The most talked-about 2022 scandal in China involved a model CCP activist who bought a wife and kept her chained for years. He has been sentenced, but doubts remain.
By Massimo Introvigne
April 19, 2023
The video that created the scandal. Credits.
News appear and are forgotten rapidly, but China has not forgotten the “chained mother of eight” incident that exploded in February 2022. It became the most commented media item in Chinese social media in years, and was one of the cases when the CCP propaganda was hosted by its own petard. Party media created the incident by broadcasting the story of a model citizen and CCP loyalist in Xuzhou’s Feng county in Jiangsu province, who worked tirelessly to support his eight children. After a few days of propaganda about this man, some started to wonder why the eight children’s mother was never mentioned.
Then, a video appeared on Douyin (TikTok) showing the mother of eight emaciated and chained. In few days, the video had gathered more than ten million downloads. CCP local authorities released in one month not less than five official reports of the incident, with conflicting and contradictory information. Initially, it was claimed that the woman was schizophrenic and needed to be chained to prevent her from harming herself and others—a good example of China’s commitment to “progressive” psychiatry. In subsequent reports, however, the Party had to confirm what millions of netizens had already guessed, that the woman was one of the many victims of human trafficking.
Because of the (now defunct) one-child policy, in many Chinese families girls were aborted since as a single child a boy was preferred. After a couple of decades, this created a shortage of wives. Brides were massively imported from North Korea, but this was not enough. Human traffickers who “bought” or kidnapped girls from poor families and sold them to perspective husbands built criminal empires, often with the complicity of corrupt CCP bureaucrats.
In a country where protests are prohibited, there were demonstrations in the universities and reportedly even among female PLA soldiers. Public Security closed the area where the woman lived, claiming conveniently that there had been cases of COVID-19. In the end, the CCP announced that the husband of the chained woman, initially hailed as a model citizen, had been arrested, and even high cadres of the Party in Jiangsu province had been fired and placed under investigation.
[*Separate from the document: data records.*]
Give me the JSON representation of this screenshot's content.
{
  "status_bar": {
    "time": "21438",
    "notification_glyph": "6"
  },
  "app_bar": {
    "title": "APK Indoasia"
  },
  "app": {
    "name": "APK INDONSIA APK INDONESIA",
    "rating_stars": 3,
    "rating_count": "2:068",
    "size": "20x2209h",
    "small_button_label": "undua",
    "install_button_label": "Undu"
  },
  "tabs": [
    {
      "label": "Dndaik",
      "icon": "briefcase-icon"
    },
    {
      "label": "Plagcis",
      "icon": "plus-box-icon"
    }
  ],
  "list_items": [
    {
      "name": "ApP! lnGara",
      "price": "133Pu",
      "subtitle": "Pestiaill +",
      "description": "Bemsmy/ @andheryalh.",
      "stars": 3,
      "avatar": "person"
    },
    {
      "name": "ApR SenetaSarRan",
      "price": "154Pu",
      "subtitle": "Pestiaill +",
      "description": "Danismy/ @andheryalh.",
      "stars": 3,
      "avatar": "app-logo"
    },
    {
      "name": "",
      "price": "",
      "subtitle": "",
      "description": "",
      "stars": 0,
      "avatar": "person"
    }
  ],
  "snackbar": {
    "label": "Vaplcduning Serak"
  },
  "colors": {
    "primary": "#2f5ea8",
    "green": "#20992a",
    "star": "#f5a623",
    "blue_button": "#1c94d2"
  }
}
On April 6 , 2023, the Intermediate People’s Court of Xuzhou city, Jiangsu, opened the trial of Dong Zhimin, the husband who had “purchased” the chained mother of eight, and the human traffickers who had sold her. A case that had been widely debated throughout the entire country was concluded in just one day. On April 7, Dong Zhimin was found guilty of abusing his wife and sentenced to six-and-a-half years in prison, plus another three years for her “illegal detention,” i.e., for keeping her in chains. Five traffickers were sentenced respectively to 11 years, 10 years, 13 years, 8 years and 6 months, and 8 years in prison, and fined.
The Intermediate People’s Court of Xuzhou city, Jiangsu. From Weibo.
Netizens in China were disappointed by the quick trial and the comparatively mild sentences. Had the “husband” been convicted of rape, he would have faced a much longer jail sentence and even the death penalty. The traffickers were sentenced, but there was no effort to ascertain the extent of their illegal activities and the complicities that had made them possible. As for the chained mother of eight, it was announced by the authorities that she is recovering in a hospital but information is vague and difficult to confirm independently.
The CCP believes it has closed the case. But answers to the broader question of bride trafficking were not supplied, skepticism about the authorities’ real willingness to put an end to a lucrative illegal traffic abounds, and once again China emerges as a country where the root causes of passionately debated social problems that involve the corruption of the CCP’s own cadres are never clearly and transparently investigated and disclosed.